Aim of the exercise :: Give every line of the data again, exactly.

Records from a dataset
◆ ◆ ◆

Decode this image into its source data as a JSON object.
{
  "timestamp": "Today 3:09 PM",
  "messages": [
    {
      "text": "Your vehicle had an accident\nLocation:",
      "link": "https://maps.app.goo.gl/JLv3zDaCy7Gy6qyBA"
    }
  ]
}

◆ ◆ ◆

Task response ::
Decode this image into its source data as a JSON object.
{
  "timestamp": "Today 3:09 PM",
  "messages": [
    {
      "text": "Your vehicle had an accident\nLocation:",
      "link": "https://maps.app.goo.gl/JLv3zDaCy7Gy6qyBA"
    }
  ]
}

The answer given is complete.